Start of Block

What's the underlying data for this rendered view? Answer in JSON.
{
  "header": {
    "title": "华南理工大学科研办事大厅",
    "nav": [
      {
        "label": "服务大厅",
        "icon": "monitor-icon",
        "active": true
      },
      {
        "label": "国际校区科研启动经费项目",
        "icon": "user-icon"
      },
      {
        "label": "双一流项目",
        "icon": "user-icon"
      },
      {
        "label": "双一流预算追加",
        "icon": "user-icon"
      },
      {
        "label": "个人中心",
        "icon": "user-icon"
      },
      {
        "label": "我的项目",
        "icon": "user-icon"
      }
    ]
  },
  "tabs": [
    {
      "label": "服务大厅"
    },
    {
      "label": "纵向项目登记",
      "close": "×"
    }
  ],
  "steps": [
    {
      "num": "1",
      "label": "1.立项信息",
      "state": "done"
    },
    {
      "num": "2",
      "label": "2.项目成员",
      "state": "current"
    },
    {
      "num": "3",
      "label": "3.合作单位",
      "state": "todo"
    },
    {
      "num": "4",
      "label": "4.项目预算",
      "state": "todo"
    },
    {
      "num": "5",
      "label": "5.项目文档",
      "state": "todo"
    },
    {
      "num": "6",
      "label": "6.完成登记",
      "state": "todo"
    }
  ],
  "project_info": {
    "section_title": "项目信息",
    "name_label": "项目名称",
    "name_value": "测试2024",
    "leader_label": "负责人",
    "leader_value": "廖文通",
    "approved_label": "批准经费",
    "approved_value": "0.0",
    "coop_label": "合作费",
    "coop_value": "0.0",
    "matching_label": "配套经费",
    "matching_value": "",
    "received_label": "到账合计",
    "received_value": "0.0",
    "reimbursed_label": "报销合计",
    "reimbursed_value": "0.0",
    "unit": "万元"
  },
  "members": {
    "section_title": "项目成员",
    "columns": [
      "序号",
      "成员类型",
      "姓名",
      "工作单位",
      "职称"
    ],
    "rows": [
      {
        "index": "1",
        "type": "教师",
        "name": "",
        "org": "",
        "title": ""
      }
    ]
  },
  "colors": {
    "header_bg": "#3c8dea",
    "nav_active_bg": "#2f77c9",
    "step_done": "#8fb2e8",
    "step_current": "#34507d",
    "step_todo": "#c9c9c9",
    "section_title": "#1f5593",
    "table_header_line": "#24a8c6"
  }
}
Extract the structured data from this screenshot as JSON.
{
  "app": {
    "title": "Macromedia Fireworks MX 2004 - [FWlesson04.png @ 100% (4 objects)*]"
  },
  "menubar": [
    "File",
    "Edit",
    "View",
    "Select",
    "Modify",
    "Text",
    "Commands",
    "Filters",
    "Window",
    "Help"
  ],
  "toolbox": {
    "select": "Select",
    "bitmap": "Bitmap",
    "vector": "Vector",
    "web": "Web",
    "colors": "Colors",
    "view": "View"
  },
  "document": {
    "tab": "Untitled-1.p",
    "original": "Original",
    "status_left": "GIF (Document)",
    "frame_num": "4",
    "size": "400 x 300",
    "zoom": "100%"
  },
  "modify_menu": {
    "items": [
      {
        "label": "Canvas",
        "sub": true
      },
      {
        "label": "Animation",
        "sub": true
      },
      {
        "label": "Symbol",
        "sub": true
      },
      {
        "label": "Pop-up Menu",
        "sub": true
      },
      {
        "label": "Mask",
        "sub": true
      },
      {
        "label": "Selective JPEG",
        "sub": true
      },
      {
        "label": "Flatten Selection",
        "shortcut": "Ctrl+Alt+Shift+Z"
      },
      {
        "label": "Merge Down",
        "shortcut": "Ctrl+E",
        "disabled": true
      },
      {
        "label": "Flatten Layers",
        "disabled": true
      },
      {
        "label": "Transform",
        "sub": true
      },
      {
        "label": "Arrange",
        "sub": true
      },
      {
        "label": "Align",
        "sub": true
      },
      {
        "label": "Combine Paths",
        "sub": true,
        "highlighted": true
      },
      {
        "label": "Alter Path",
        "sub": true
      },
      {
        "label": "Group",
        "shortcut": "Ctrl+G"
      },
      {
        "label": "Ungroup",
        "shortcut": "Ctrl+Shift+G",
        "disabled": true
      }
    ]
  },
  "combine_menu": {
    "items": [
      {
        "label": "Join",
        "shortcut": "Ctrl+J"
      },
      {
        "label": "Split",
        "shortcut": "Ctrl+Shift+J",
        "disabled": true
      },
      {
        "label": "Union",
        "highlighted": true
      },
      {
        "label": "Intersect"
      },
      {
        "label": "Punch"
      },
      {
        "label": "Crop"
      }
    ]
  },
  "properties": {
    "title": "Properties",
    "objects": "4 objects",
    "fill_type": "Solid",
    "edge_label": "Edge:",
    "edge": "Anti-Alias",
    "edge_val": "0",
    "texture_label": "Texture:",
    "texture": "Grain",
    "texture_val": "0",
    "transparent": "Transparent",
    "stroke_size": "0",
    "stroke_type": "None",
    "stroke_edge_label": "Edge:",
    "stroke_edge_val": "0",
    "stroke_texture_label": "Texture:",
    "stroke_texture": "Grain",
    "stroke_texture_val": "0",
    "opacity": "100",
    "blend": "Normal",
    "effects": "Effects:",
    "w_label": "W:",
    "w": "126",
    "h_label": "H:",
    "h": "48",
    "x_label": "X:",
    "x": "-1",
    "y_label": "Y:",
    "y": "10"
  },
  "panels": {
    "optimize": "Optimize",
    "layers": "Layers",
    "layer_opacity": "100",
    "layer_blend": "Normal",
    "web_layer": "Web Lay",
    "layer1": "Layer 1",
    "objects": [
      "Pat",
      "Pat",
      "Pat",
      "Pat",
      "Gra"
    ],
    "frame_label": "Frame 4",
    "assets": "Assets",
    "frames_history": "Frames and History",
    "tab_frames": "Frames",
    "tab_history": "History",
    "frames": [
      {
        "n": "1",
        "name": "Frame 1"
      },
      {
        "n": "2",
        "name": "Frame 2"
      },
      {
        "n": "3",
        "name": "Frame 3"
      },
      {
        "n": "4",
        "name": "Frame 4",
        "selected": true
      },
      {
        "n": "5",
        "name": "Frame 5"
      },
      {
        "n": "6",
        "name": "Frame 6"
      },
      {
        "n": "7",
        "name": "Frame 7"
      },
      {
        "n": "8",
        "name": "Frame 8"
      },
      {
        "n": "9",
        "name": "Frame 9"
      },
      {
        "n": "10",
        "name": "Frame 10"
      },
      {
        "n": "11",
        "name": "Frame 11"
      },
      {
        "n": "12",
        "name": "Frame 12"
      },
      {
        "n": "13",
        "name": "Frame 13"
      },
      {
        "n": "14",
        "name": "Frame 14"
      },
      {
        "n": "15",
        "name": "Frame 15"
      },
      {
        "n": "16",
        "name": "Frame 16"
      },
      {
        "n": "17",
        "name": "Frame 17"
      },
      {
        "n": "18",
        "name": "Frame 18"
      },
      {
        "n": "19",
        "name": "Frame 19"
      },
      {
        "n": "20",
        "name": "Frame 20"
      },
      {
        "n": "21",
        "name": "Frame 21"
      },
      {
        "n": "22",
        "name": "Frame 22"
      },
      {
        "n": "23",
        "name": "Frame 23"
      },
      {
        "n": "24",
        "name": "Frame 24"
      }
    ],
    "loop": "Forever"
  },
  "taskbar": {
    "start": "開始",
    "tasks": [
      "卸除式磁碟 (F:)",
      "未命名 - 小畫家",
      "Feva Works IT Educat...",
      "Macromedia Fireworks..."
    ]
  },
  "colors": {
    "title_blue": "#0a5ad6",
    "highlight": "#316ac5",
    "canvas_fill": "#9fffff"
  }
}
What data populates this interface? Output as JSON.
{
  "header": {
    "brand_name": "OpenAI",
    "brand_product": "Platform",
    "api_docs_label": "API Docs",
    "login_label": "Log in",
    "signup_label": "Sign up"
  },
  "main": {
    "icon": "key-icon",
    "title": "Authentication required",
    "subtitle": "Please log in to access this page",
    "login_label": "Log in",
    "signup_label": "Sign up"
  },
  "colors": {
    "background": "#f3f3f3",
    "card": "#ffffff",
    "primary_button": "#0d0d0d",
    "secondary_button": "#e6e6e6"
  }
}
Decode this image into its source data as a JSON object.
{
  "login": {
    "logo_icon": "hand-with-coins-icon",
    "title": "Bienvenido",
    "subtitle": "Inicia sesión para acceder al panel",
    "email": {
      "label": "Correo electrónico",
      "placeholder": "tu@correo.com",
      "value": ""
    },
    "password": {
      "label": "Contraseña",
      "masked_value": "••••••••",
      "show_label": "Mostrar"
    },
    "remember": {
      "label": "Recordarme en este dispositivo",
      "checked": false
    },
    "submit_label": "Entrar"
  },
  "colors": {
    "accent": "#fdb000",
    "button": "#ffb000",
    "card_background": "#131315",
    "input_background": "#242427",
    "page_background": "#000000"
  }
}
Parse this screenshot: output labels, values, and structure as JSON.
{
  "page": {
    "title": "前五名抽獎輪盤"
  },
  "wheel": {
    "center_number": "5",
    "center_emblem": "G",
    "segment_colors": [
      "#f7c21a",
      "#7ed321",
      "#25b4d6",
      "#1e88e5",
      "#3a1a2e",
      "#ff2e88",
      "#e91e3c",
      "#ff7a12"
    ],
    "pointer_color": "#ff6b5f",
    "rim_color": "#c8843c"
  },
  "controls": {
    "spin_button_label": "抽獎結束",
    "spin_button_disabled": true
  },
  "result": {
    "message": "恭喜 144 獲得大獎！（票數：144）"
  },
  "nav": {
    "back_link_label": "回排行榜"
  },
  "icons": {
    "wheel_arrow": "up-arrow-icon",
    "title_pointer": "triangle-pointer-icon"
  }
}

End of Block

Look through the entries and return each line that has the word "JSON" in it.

◆ **Your solution**:
What's the underlying data for this rendered view? Answer in JSON.
Extract the structured data from this screenshot as JSON.
What data populates this interface? Output as JSON.
Decode this image into its source data as a JSON object.
Parse this screenshot: output labels, values, and structure as JSON.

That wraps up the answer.